• _TASK BRIEF_:
Make an exact reproduction of all the data.

Dataset rows for apps and sites

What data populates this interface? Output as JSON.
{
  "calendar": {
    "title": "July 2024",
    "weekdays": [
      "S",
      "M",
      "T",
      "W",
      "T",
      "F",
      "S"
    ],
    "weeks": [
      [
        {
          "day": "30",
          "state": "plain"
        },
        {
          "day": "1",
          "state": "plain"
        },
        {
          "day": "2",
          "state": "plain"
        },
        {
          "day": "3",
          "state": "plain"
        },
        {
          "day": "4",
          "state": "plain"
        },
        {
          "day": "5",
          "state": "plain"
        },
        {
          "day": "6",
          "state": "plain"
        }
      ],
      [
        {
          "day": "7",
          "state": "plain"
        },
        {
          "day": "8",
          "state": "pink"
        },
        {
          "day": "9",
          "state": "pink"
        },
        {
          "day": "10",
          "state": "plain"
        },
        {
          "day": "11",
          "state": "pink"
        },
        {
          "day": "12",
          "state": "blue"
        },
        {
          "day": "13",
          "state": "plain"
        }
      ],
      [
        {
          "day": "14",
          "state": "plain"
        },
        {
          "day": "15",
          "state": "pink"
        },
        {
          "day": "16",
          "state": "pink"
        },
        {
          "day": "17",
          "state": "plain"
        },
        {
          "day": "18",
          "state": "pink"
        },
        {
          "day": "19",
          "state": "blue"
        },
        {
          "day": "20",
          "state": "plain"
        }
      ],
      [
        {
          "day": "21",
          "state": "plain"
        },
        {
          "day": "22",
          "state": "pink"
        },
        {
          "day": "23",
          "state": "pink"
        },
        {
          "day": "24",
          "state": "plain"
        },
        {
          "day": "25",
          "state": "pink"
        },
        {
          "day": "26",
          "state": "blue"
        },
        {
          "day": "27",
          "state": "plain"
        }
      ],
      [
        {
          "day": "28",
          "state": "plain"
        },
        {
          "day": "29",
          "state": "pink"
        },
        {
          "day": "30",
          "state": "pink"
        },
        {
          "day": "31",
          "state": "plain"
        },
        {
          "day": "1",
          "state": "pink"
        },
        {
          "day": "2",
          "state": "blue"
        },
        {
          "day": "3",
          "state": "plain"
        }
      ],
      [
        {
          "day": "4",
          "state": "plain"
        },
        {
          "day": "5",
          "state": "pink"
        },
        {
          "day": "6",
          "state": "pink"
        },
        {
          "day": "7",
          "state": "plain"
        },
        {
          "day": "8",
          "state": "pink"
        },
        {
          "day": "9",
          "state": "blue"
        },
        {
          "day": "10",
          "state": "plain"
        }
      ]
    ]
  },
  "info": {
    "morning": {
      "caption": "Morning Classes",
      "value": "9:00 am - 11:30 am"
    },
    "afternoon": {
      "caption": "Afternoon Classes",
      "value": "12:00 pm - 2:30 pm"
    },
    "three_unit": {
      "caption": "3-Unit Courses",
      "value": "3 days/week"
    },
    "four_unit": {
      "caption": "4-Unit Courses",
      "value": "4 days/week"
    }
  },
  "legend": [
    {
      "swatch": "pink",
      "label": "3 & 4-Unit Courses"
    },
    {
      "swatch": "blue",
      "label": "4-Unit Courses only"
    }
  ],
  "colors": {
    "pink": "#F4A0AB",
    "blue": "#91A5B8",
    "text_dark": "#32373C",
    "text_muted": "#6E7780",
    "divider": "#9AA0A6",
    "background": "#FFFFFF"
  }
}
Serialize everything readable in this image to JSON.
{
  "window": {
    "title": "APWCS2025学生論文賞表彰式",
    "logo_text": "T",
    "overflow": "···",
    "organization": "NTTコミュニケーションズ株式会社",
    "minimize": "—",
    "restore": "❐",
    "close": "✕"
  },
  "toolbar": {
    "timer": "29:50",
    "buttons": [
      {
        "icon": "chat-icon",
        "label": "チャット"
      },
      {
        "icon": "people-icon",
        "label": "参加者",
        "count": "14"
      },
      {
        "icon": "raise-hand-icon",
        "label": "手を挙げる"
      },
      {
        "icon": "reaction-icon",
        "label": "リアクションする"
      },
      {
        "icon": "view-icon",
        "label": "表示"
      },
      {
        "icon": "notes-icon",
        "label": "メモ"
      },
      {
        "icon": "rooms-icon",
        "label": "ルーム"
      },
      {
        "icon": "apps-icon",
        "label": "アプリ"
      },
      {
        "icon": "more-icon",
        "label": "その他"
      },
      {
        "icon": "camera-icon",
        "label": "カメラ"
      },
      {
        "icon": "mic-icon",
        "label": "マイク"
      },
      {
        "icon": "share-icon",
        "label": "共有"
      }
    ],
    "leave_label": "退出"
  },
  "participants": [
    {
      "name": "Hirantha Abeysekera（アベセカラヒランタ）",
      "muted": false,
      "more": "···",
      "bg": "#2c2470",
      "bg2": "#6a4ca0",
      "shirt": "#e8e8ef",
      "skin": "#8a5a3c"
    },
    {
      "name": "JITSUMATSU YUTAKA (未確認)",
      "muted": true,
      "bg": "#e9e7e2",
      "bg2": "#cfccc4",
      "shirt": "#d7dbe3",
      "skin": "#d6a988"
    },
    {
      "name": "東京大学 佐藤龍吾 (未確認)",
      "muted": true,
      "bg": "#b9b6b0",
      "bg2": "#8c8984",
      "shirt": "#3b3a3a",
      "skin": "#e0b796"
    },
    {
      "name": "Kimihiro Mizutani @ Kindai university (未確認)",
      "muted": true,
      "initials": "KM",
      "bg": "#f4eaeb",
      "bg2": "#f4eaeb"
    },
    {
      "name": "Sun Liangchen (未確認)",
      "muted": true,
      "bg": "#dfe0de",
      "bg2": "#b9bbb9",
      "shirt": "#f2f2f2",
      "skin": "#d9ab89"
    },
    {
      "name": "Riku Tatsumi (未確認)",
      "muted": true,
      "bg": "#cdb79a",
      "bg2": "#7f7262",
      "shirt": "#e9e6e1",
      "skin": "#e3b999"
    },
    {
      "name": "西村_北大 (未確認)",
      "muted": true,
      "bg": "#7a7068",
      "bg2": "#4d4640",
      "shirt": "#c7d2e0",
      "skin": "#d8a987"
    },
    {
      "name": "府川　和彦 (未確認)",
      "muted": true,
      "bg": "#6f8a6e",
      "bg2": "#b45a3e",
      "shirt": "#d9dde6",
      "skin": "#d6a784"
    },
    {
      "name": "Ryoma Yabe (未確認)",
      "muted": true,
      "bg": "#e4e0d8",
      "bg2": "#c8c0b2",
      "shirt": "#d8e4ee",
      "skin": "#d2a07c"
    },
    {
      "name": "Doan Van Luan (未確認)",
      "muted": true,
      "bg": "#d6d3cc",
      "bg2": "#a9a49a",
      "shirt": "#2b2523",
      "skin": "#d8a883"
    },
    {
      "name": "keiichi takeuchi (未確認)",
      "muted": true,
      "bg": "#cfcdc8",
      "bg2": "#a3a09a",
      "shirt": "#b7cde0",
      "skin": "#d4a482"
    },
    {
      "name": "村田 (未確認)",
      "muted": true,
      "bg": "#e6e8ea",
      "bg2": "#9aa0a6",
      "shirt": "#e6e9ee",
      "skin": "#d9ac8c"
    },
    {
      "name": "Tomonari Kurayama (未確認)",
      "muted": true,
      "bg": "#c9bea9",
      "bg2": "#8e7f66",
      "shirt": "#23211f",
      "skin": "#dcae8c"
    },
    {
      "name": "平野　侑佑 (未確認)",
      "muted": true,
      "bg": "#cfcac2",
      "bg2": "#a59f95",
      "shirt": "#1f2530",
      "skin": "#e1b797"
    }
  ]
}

• _FINISHED EXERCISE_:
What data populates this interface? Output as JSON.
{
  "calendar": {
    "title": "July 2024",
    "weekdays": [
      "S",
      "M",
      "T",
      "W",
      "T",
      "F",
      "S"
    ],
    "weeks": [
      [
        {
          "day": "30",
          "state": "plain"
        },
        {
          "day": "1",
          "state": "plain"
        },
        {
          "day": "2",
          "state": "plain"
        },
        {
          "day": "3",
          "state": "plain"
        },
        {
          "day": "4",
          "state": "plain"
        },
        {
          "day": "5",
          "state": "plain"
        },
        {
          "day": "6",
          "state": "plain"
        }
      ],
      [
        {
          "day": "7",
          "state": "plain"
        },
        {
          "day": "8",
          "state": "pink"
        },
        {
          "day": "9",
          "state": "pink"
        },
        {
          "day": "10",
          "state": "plain"
        },
        {
          "day": "11",
          "state": "pink"
        },
        {
          "day": "12",
          "state": "blue"
        },
        {
          "day": "13",
          "state": "plain"
        }
      ],
      [
        {
          "day": "14",
          "state": "plain"
        },
        {
          "day": "15",
          "state": "pink"
        },
        {
          "day": "16",
          "state": "pink"
        },
        {
          "day": "17",
          "state": "plain"
        },
        {
          "day": "18",
          "state": "pink"
        },
        {
          "day": "19",
          "state": "blue"
        },
        {
          "day": "20",
          "state": "plain"
        }
      ],
      [
        {
          "day": "21",
          "state": "plain"
        },
        {
          "day": "22",
          "state": "pink"
        },
        {
          "day": "23",
          "state": "pink"
        },
        {
          "day": "24",
          "state": "plain"
        },
        {
          "day": "25",
          "state": "pink"
        },
        {
          "day": "26",
          "state": "blue"
        },
        {
          "day": "27",
          "state": "plain"
        }
      ],
      [
        {
          "day": "28",
          "state": "plain"
        },
        {
          "day": "29",
          "state": "pink"
        },
        {
          "day": "30",
          "state": "pink"
        },
        {
          "day": "31",
          "state": "plain"
        },
        {
          "day": "1",
          "state": "pink"
        },
        {
          "day": "2",
          "state": "blue"
        },
        {
          "day": "3",
          "state": "plain"
        }
      ],
      [
        {
          "day": "4",
          "state": "plain"
        },
        {
          "day": "5",
          "state": "pink"
        },
        {
          "day": "6",
          "state": "pink"
        },
        {
          "day": "7",
          "state": "plain"
        },
        {
          "day": "8",
          "state": "pink"
        },
        {
          "day": "9",
          "state": "blue"
        },
        {
          "day": "10",
          "state": "plain"
        }
      ]
    ]
  },
  "info": {
    "morning": {
      "caption": "Morning Classes",
      "value": "9:00 am - 11:30 am"
    },
    "afternoon": {
      "caption": "Afternoon Classes",
      "value": "12:00 pm - 2:30 pm"
    },
    "three_unit": {
      "caption": "3-Unit Courses",
      "value": "3 days/week"
    },
    "four_unit": {
      "caption": "4-Unit Courses",
      "value": "4 days/week"
    }
  },
  "legend": [
    {
      "swatch": "pink",
      "label": "3 & 4-Unit Courses"
    },
    {
      "swatch": "blue",
      "label": "4-Unit Courses only"
    }
  ],
  "colors": {
    "pink": "#F4A0AB",
    "blue": "#91A5B8",
    "text_dark": "#32373C",
    "text_muted": "#6E7780",
    "divider": "#9AA0A6",
    "background": "#FFFFFF"
  }
}
Serialize everything readable in this image to JSON.
{
  "window": {
    "title": "APWCS2025学生論文賞表彰式",
    "logo_text": "T",
    "overflow": "···",
    "organization": "NTTコミュニケーションズ株式会社",
    "minimize": "—",
    "restore": "❐",
    "close": "✕"
  },
  "toolbar": {
    "timer": "29:50",
    "buttons": [
      {
        "icon": "chat-icon",
        "label": "チャット"
      },
      {
        "icon": "people-icon",
        "label": "参加者",
        "count": "14"
      },
      {
        "icon": "raise-hand-icon",
        "label": "手を挙げる"
      },
      {
        "icon": "reaction-icon",
        "label": "リアクションする"
      },
      {
        "icon": "view-icon",
        "label": "表示"
      },
      {
        "icon": "notes-icon",
        "label": "メモ"
      },
      {
        "icon": "rooms-icon",
        "label": "ルーム"
      },
      {
        "icon": "apps-icon",
        "label": "アプリ"
      },
      {
        "icon": "more-icon",
        "label": "その他"
      },
      {
        "icon": "camera-icon",
        "label": "カメラ"
      },
      {
        "icon": "mic-icon",
        "label": "マイク"
      },
      {
        "icon": "share-icon",
        "label": "共有"
      }
    ],
    "leave_label": "退出"
  },
  "participants": [
    {
      "name": "Hirantha Abeysekera（アベセカラヒランタ）",
      "muted": false,
      "more": "···",
      "bg": "#2c2470",
      "bg2": "#6a4ca0",
      "shirt": "#e8e8ef",
      "skin": "#8a5a3c"
    },
    {
      "name": "JITSUMATSU YUTAKA (未確認)",
      "muted": true,
      "bg": "#e9e7e2",
      "bg2": "#cfccc4",
      "shirt": "#d7dbe3",
      "skin": "#d6a988"
    },
    {
      "name": "東京大学 佐藤龍吾 (未確認)",
      "muted": true,
      "bg": "#b9b6b0",
      "bg2": "#8c8984",
      "shirt": "#3b3a3a",
      "skin": "#e0b796"
    },
    {
      "name": "Kimihiro Mizutani @ Kindai university (未確認)",
      "muted": true,
      "initials": "KM",
      "bg": "#f4eaeb",
      "bg2": "#f4eaeb"
    },
    {
      "name": "Sun Liangchen (未確認)",
      "muted": true,
      "bg": "#dfe0de",
      "bg2": "#b9bbb9",
      "shirt": "#f2f2f2",
      "skin": "#d9ab89"
    },
    {
      "name": "Riku Tatsumi (未確認)",
      "muted": true,
      "bg": "#cdb79a",
      "bg2": "#7f7262",
      "shirt": "#e9e6e1",
      "skin": "#e3b999"
    },
    {
      "name": "西村_北大 (未確認)",
      "muted": true,
      "bg": "#7a7068",
      "bg2": "#4d4640",
      "shirt": "#c7d2e0",
      "skin": "#d8a987"
    },
    {
      "name": "府川　和彦 (未確認)",
      "muted": true,
      "bg": "#6f8a6e",
      "bg2": "#b45a3e",
      "shirt": "#d9dde6",
      "skin": "#d6a784"
    },
    {
      "name": "Ryoma Yabe (未確認)",
      "muted": true,
      "bg": "#e4e0d8",
      "bg2": "#c8c0b2",
      "shirt": "#d8e4ee",
      "skin": "#d2a07c"
    },
    {
      "name": "Doan Van Luan (未確認)",
      "muted": true,
      "bg": "#d6d3cc",
      "bg2": "#a9a49a",
      "shirt": "#2b2523",
      "skin": "#d8a883"
    },
    {
      "name": "keiichi takeuchi (未確認)",
      "muted": true,
      "bg": "#cfcdc8",
      "bg2": "#a3a09a",
      "shirt": "#b7cde0",
      "skin": "#d4a482"
    },
    {
      "name": "村田 (未確認)",
      "muted": true,
      "bg": "#e6e8ea",
      "bg2": "#9aa0a6",
      "shirt": "#e6e9ee",
      "skin": "#d9ac8c"
    },
    {
      "name": "Tomonari Kurayama (未確認)",
      "muted": true,
      "bg": "#c9bea9",
      "bg2": "#8e7f66",
      "shirt": "#23211f",
      "skin": "#dcae8c"
    },
    {
      "name": "平野　侑佑 (未確認)",
      "muted": true,
      "bg": "#cfcac2",
      "bg2": "#a59f95",
      "shirt": "#1f2530",
      "skin": "#e1b797"
    }
  ]
}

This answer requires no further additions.